Increasingly, health care professionals will need to retrieve, store, share, and send data using several types of wireless devices. These devices include personal digital assistants, laptops, web tablets, cell phones and clothing that monitor heart rate and blood pressure.
Wireless communications are done by installing wireless access points throughout the hospital, allowing the staff to begin using the mentioned devices to communicate with each other and gain instant access to patient information. Appropriate security measures are implemented to protect patient data.
This technology helps facilitate quicker patient care decisions and a greater degree of staff collaboration, benefitting both patients and staff members. Health care providers are provided with the most up-to-date patient information, and the ability to update this information.
II. CONSIDERATIONS IN ADOPTING NEW CLINICAL TECHNOLOGIES
A thorough assessment of the impact of the new technology should be done on the nursing workflow.
The new technology program should involve the people who are going to use it.
Administrators should be involved in the selection and implementation process early on.
Adopting clinical technology requires a new skill set for nurses and nurse leaders.
The organization needs to provide training to nurse to ensure they have the appropriate knowledge base.
Nurse leaders should show competency and acceptance of the systems.
III. HOW TECHNOLOGY HELPS IMPROVE NURSING CARE
1. Increases efficiency by removing nurses from the communication chain regarding tasks that do not require their attention, such as walking to the central supply to restock bandages.
2. Improves patient safety and quality of care. Technology helps organize work and incorporate clinical knowledge and clinical decision support to provide guidance and feedback on medication administration, vital signs monitoring, and other patient care activities.
3. Helps deliver care by empowering patients and others to assume new delivery roles, thereby making nurses more efficient and effective. For example, patients at some hospitals use an interactive system to receive education about their medical condition or care received.

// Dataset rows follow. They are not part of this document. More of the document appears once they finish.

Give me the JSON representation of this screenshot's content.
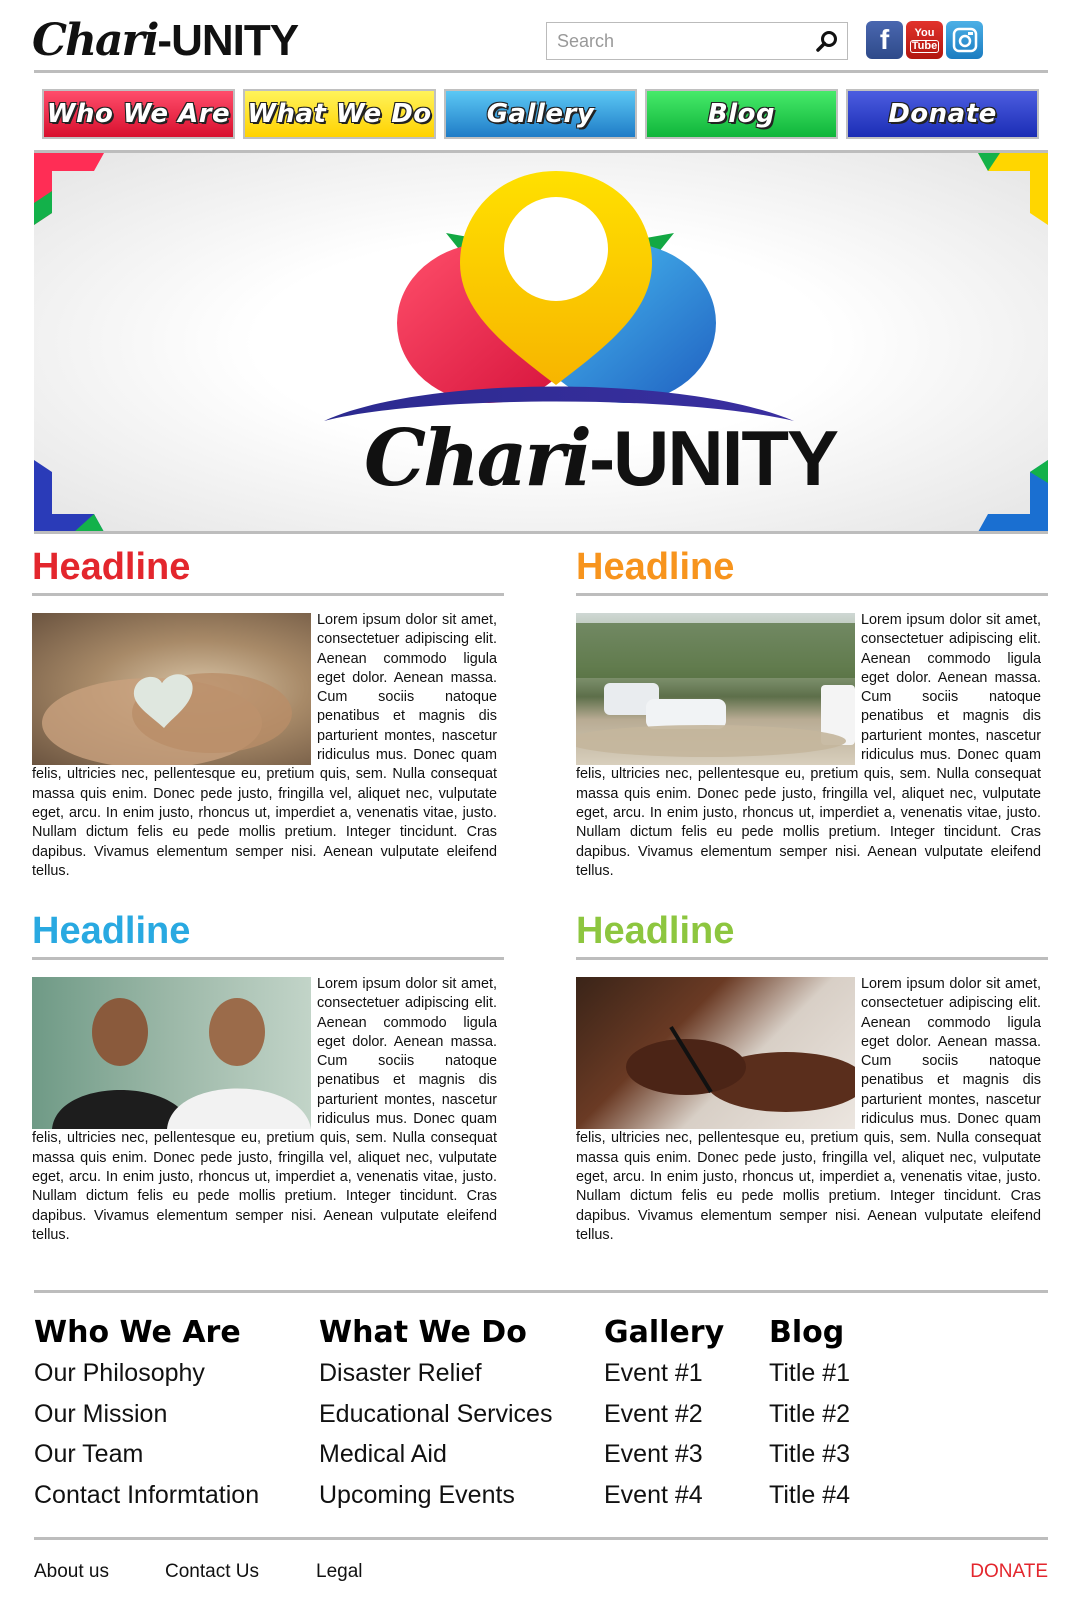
{
  "header": {
    "logo_script": "Chari",
    "logo_dash": "-",
    "logo_bold": "UNITY",
    "search_placeholder": "Search",
    "search_icon": "magnifier-icon",
    "social": [
      {
        "name": "facebook-icon",
        "label": "f"
      },
      {
        "name": "youtube-icon",
        "label_top": "You",
        "label_bottom": "Tube"
      },
      {
        "name": "instagram-icon"
      }
    ]
  },
  "nav": [
    "Who We Are",
    "What We Do",
    "Gallery",
    "Blog",
    "Donate"
  ],
  "hero": {
    "logo_script": "Chari",
    "logo_dash": "-",
    "logo_bold": "UNITY"
  },
  "articles": [
    {
      "headline": "Headline",
      "color": "#e3262d",
      "image": "hands-heart-photo",
      "body": "Lorem ipsum dolor sit amet, consectetuer adipiscing elit. Aenean commodo ligula eget dolor. Aenean massa. Cum sociis natoque penatibus et magnis dis parturient montes, nascetur ridiculus mus. Donec quam felis, ultricies nec, pellentesque eu, pretium quis, sem. Nulla consequat massa quis enim. Donec pede justo, fringilla vel, aliquet nec, vulputate eget, arcu. In enim justo, rhoncus ut, imperdiet a, venenatis vitae, justo. Nullam dictum felis eu pede mollis pretium. Integer tincidunt. Cras dapibus. Vivamus elementum semper nisi. Aenean vulputate eleifend tellus."
    },
    {
      "headline": "Headline",
      "color": "#f7941d",
      "image": "flooded-street-photo",
      "body": "Lorem ipsum dolor sit amet, consectetuer adipiscing elit. Aenean commodo ligula eget dolor. Aenean massa. Cum sociis natoque penatibus et magnis dis parturient montes, nascetur ridiculus mus. Donec quam felis, ultricies nec, pellentesque eu, pretium quis, sem. Nulla consequat massa quis enim. Donec pede justo, fringilla vel, aliquet nec, vulputate eget, arcu. In enim justo, rhoncus ut, imperdiet a, venenatis vitae, justo. Nullam dictum felis eu pede mollis pretium. Integer tincidunt. Cras dapibus. Vivamus elementum semper nisi. Aenean vulputate eleifend tellus."
    },
    {
      "headline": "Headline",
      "color": "#29a9e1",
      "image": "two-people-photo",
      "body": "Lorem ipsum dolor sit amet, consectetuer adipiscing elit. Aenean commodo ligula eget dolor. Aenean massa. Cum sociis natoque penatibus et magnis dis parturient montes, nascetur ridiculus mus. Donec quam felis, ultricies nec, pellentesque eu, pretium quis, sem. Nulla consequat massa quis enim. Donec pede justo, fringilla vel, aliquet nec, vulputate eget, arcu. In enim justo, rhoncus ut, imperdiet a, venenatis vitae, justo. Nullam dictum felis eu pede mollis pretium. Integer tincidunt. Cras dapibus. Vivamus elementum semper nisi. Aenean vulputate eleifend tellus."
    },
    {
      "headline": "Headline",
      "color": "#8dc63f",
      "image": "hands-writing-photo",
      "body": "Lorem ipsum dolor sit amet, consectetuer adipiscing elit. Aenean commodo ligula eget dolor. Aenean massa. Cum sociis natoque penatibus et magnis dis parturient montes, nascetur ridiculus mus. Donec quam felis, ultricies nec, pellentesque eu, pretium quis, sem. Nulla consequat massa quis enim. Donec pede justo, fringilla vel, aliquet nec, vulputate eget, arcu. In enim justo, rhoncus ut, imperdiet a, venenatis vitae, justo. Nullam dictum felis eu pede mollis pretium. Integer tincidunt. Cras dapibus. Vivamus elementum semper nisi. Aenean vulputate eleifend tellus."
    }
  ],
  "footer": {
    "columns": [
      {
        "heading": "Who We Are",
        "links": [
          "Our Philosophy",
          "Our Mission",
          "Our Team",
          "Contact Informtation"
        ]
      },
      {
        "heading": "What We Do",
        "links": [
          "Disaster Relief",
          "Educational Services",
          "Medical Aid",
          "Upcoming Events"
        ]
      },
      {
        "heading": "Gallery",
        "links": [
          "Event #1",
          "Event #2",
          "Event #3",
          "Event #4"
        ]
      },
      {
        "heading": "Blog",
        "links": [
          "Title #1",
          "Title #2",
          "Title #3",
          "Title #4"
        ]
      }
    ],
    "bottom_links": [
      "About us",
      "Contact Us",
      "Legal"
    ],
    "donate": "DONATE",
    "donate_color": "#e3262d"
  }
}
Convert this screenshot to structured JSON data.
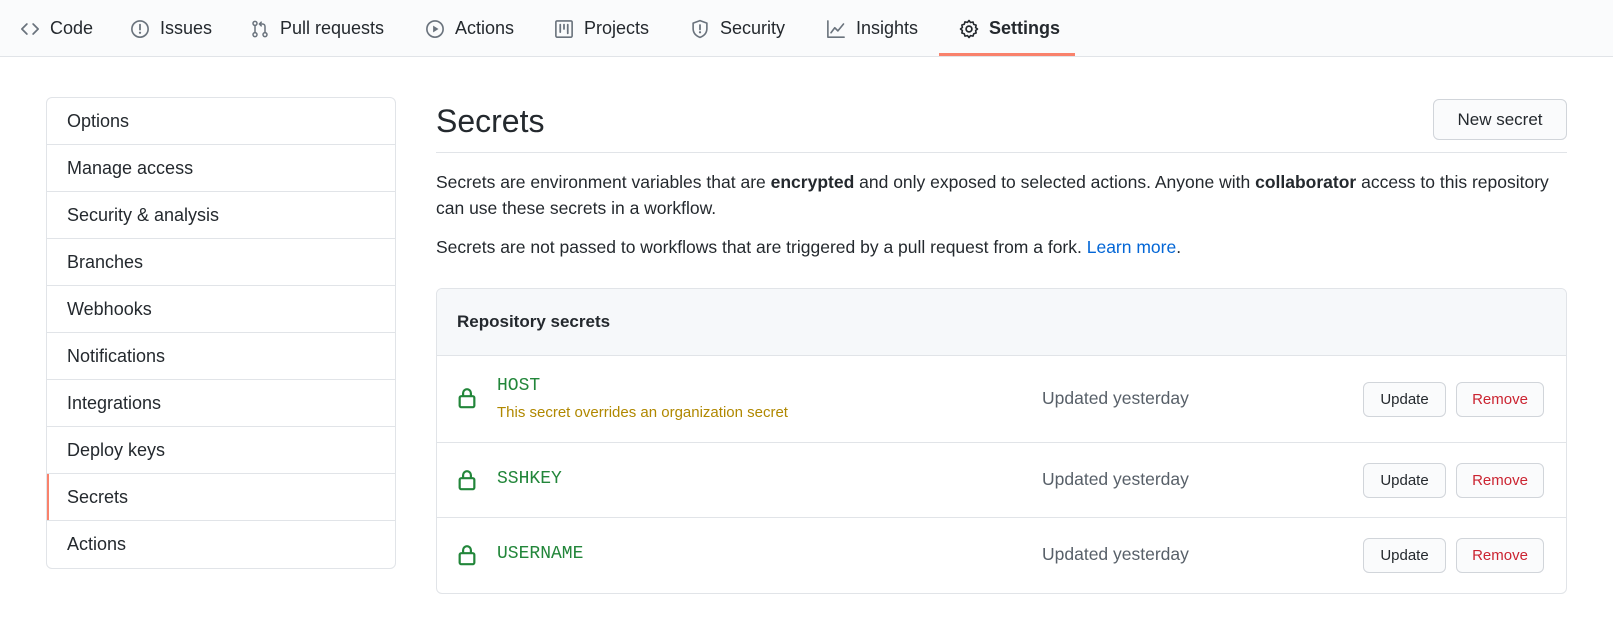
{
  "nav": {
    "tabs": [
      {
        "label": "Code",
        "icon": "code-icon"
      },
      {
        "label": "Issues",
        "icon": "issue-opened-icon"
      },
      {
        "label": "Pull requests",
        "icon": "git-pull-request-icon"
      },
      {
        "label": "Actions",
        "icon": "play-icon"
      },
      {
        "label": "Projects",
        "icon": "project-icon"
      },
      {
        "label": "Security",
        "icon": "shield-icon"
      },
      {
        "label": "Insights",
        "icon": "graph-icon"
      },
      {
        "label": "Settings",
        "icon": "gear-icon",
        "active": true
      }
    ],
    "active_underline_color": "#f9826c"
  },
  "sidebar": {
    "items": [
      {
        "label": "Options"
      },
      {
        "label": "Manage access"
      },
      {
        "label": "Security & analysis"
      },
      {
        "label": "Branches"
      },
      {
        "label": "Webhooks"
      },
      {
        "label": "Notifications"
      },
      {
        "label": "Integrations"
      },
      {
        "label": "Deploy keys"
      },
      {
        "label": "Secrets",
        "selected": true
      },
      {
        "label": "Actions"
      }
    ]
  },
  "main": {
    "title": "Secrets",
    "new_secret_label": "New secret",
    "desc1": {
      "p1": "Secrets are environment variables that are ",
      "b1": "encrypted",
      "p2": " and only exposed to selected actions. Anyone with ",
      "b2": "collaborator",
      "p3": " access to this repository can use these secrets in a workflow."
    },
    "desc2": {
      "text": "Secrets are not passed to workflows that are triggered by a pull request from a fork. ",
      "link": "Learn more",
      "end": "."
    },
    "repo_secrets": {
      "header": "Repository secrets",
      "rows": [
        {
          "name": "HOST",
          "note": "This secret overrides an organization secret",
          "updated": "Updated yesterday",
          "update_label": "Update",
          "remove_label": "Remove"
        },
        {
          "name": "SSHKEY",
          "updated": "Updated yesterday",
          "update_label": "Update",
          "remove_label": "Remove"
        },
        {
          "name": "USERNAME",
          "updated": "Updated yesterday",
          "update_label": "Update",
          "remove_label": "Remove"
        }
      ]
    }
  },
  "colors": {
    "accent": "#f9826c",
    "secret_green": "#22863a",
    "warning": "#b08800",
    "danger": "#cb2431",
    "link": "#0366d6"
  }
}
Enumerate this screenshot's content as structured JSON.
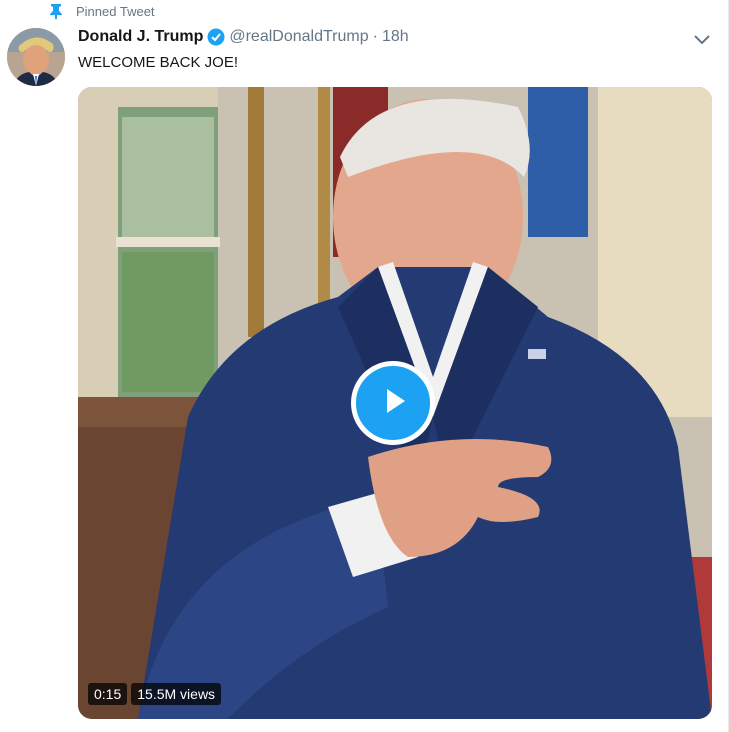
{
  "pinned": {
    "label": "Pinned Tweet",
    "icon": "pin-icon"
  },
  "author": {
    "name": "Donald J. Trump",
    "handle": "@realDonaldTrump",
    "separator": "·",
    "time": "18h",
    "verified_icon": "verified-badge-icon"
  },
  "tweet": {
    "text": "WELCOME BACK JOE!"
  },
  "media": {
    "type": "video",
    "duration": "0:15",
    "views": "15.5M views",
    "play_icon": "play-icon"
  },
  "menu": {
    "icon": "chevron-down-icon"
  },
  "colors": {
    "accent": "#1da1f2",
    "secondary_text": "#657786",
    "primary_text": "#14171a"
  }
}
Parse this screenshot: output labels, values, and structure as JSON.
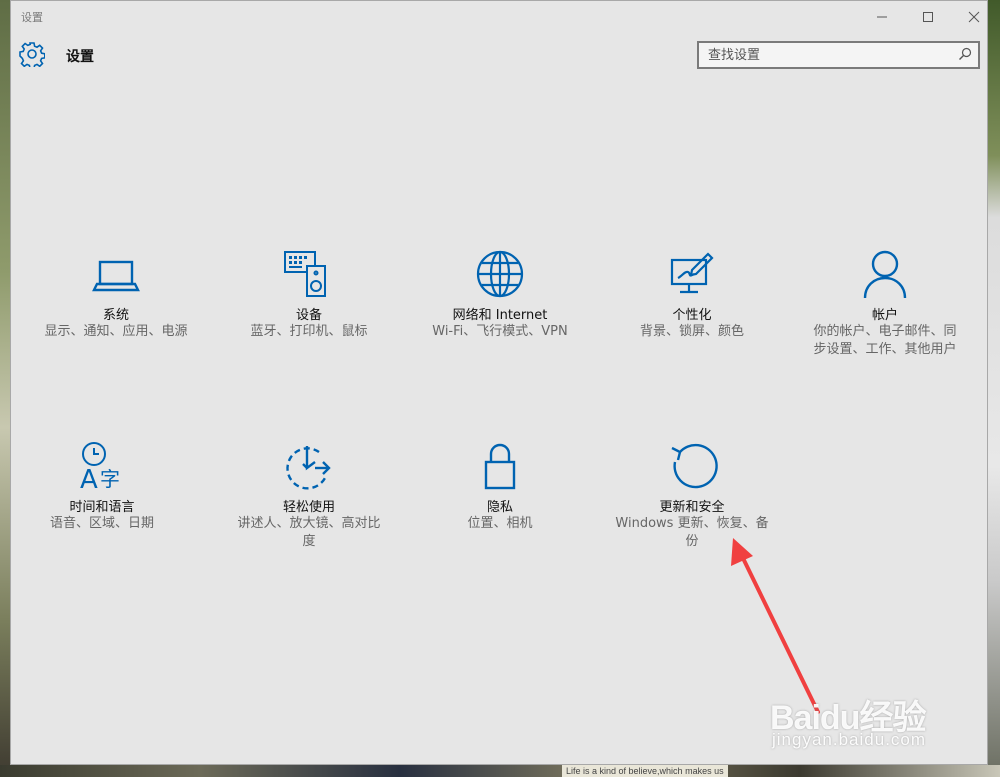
{
  "window": {
    "title": "设置",
    "minimize_glyph": "—",
    "maximize_glyph": "☐",
    "close_glyph": "✕"
  },
  "header": {
    "title": "设置",
    "search_placeholder": "查找设置"
  },
  "accent_color": "#0063b1",
  "tiles": [
    {
      "icon": "laptop-icon",
      "name": "系统",
      "desc": "显示、通知、应用、电源"
    },
    {
      "icon": "devices-icon",
      "name": "设备",
      "desc": "蓝牙、打印机、鼠标"
    },
    {
      "icon": "globe-icon",
      "name": "网络和 Internet",
      "desc": "Wi-Fi、飞行模式、VPN"
    },
    {
      "icon": "personalization-icon",
      "name": "个性化",
      "desc": "背景、锁屏、颜色"
    },
    {
      "icon": "person-icon",
      "name": "帐户",
      "desc": "你的帐户、电子邮件、同步设置、工作、其他用户"
    },
    {
      "icon": "time-language-icon",
      "name": "时间和语言",
      "desc": "语音、区域、日期"
    },
    {
      "icon": "ease-of-access-icon",
      "name": "轻松使用",
      "desc": "讲述人、放大镜、高对比度"
    },
    {
      "icon": "lock-icon",
      "name": "隐私",
      "desc": "位置、相机"
    },
    {
      "icon": "update-icon",
      "name": "更新和安全",
      "desc": "Windows 更新、恢复、备份"
    }
  ],
  "annotation_arrow_color": "#f04040",
  "watermark": {
    "brand": "Baidu经验",
    "url": "jingyan.baidu.com"
  },
  "background_tip": "Life is a kind of believe,which makes us"
}
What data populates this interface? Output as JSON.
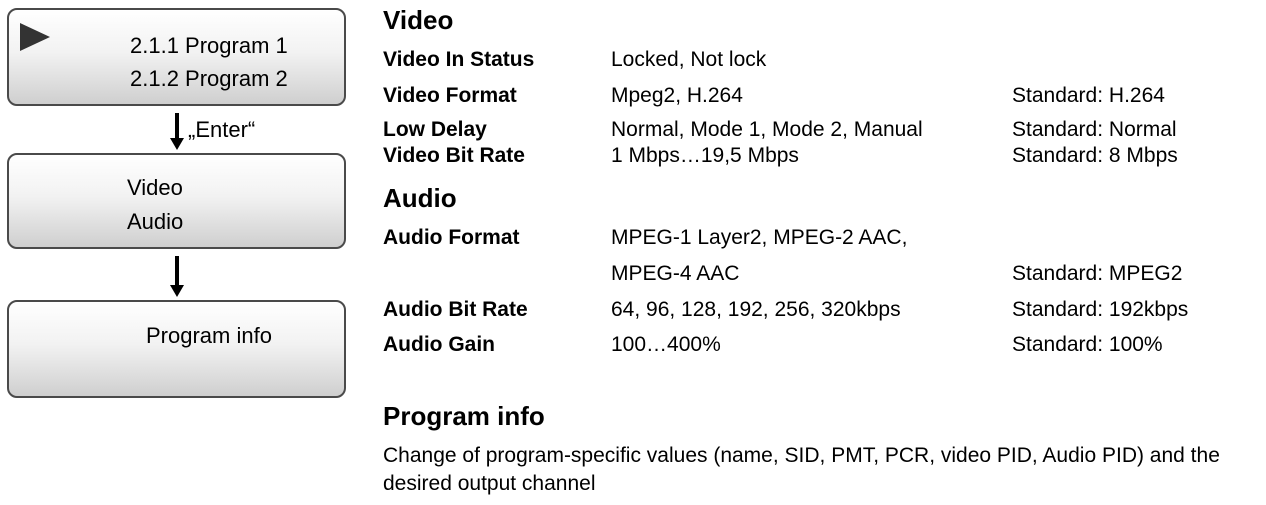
{
  "diagram": {
    "box1": {
      "line1": "2.1.1 Program 1",
      "line2": "2.1.2 Program 2"
    },
    "enter_label": "„Enter“",
    "box2": {
      "line1": "Video",
      "line2": "Audio"
    },
    "box3": {
      "line1": "Program info"
    }
  },
  "video": {
    "title": "Video",
    "rows": [
      {
        "label": "Video In Status",
        "value": "Locked, Not lock",
        "standard": ""
      },
      {
        "label": "Video Format",
        "value": "Mpeg2, H.264",
        "standard": "Standard: H.264"
      },
      {
        "label": "Low Delay",
        "value": "Normal, Mode 1, Mode 2, Manual",
        "standard": "Standard: Normal"
      },
      {
        "label": "Video Bit Rate",
        "value": "1 Mbps…19,5 Mbps",
        "standard": "Standard: 8 Mbps"
      }
    ]
  },
  "audio": {
    "title": "Audio",
    "format": {
      "label": "Audio Format",
      "value_line1": "MPEG-1 Layer2, MPEG-2 AAC,",
      "value_line2": "MPEG-4 AAC",
      "standard": "Standard: MPEG2"
    },
    "rows": [
      {
        "label": "Audio Bit Rate",
        "value": "64, 96, 128, 192, 256, 320kbps",
        "standard": "Standard: 192kbps"
      },
      {
        "label": "Audio Gain",
        "value": "100…400%",
        "standard": "Standard: 100%"
      }
    ]
  },
  "program_info": {
    "title": "Program info",
    "description": "Change of program-specific values (name, SID, PMT, PCR, video PID, Audio PID) and the desired output channel"
  }
}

4. Improves collaboration and communication by routing and prioritizing messages and requests, as well as enabling immediate response to patients, caregivers and staff. One example is wireless technology integrated with patient monitors that enable nurses to respond quickly to alarms.
IV. THE NURSES’ ROLE AS THE TECHNOLOGY ADVANCES
1. Nurses should have a prominent voice with technology selection.
2. Nurses keep themselves updated with trainings and ensure they have the appropriate knowledge before using a new technology.
3. Nurses should enable safe and efficient care ensuring the benefits of technology do not become a detriment to patient care.
4. Nurses should maintain the humane part of nursing beside all these high tech equipments around the patient.
As health care organizations adopt modern technology to improve quality and patient safety, reduce errors, increase efficiency, decrease time-consuming and redundant paperwork, and enhance communication, they’re finding that modern technology can significantly impact nursing workflow.
Technological innovation has swept the globe, and nurses have accepted the challenge this evolution brings. Today, nurses work in a variety of services where they are able to make use of modern technology to provide quality and better care for their patients. These same technological advances require nurses to demonstrate knowledge and understanding that ensure the benefits of technology do not become a detriment to patient care.
These modern times are exciting times for nursing. Now nurses can provide computerized care at bedside, at the point-of-care.
It should be remembered though, that although technology is taking over many nursing functions, the presence of a nurse can never be replaced. Whatever the shape of things to come in the future, the nurses will always be there at the bedside providing the therapeutic touch that only humans can give.
Thank you and have a good day.